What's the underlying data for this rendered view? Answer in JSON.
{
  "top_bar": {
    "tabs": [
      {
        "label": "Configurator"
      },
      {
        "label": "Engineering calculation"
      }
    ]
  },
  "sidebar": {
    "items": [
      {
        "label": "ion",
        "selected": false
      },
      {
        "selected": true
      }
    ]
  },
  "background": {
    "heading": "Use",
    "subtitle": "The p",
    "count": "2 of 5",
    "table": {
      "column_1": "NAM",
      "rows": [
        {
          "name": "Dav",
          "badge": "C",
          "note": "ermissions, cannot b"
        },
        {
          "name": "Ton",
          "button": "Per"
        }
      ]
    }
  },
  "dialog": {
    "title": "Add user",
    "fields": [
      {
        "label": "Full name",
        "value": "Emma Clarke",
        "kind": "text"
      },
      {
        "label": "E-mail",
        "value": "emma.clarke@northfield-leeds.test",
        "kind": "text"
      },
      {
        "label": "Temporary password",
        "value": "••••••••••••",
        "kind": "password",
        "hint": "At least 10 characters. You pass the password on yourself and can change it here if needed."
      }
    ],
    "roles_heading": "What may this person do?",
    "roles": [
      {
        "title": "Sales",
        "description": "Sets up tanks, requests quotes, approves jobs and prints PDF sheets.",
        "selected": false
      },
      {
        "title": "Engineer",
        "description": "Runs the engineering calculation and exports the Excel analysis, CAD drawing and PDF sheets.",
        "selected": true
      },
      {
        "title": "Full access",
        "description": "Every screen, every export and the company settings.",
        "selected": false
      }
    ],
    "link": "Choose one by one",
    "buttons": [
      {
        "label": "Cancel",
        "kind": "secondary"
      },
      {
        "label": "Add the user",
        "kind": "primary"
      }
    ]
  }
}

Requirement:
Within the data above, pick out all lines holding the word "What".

Exercise output:
What's the underlying data for this rendered view? Answer in JSON.
    "roles_heading": "What may this person do?",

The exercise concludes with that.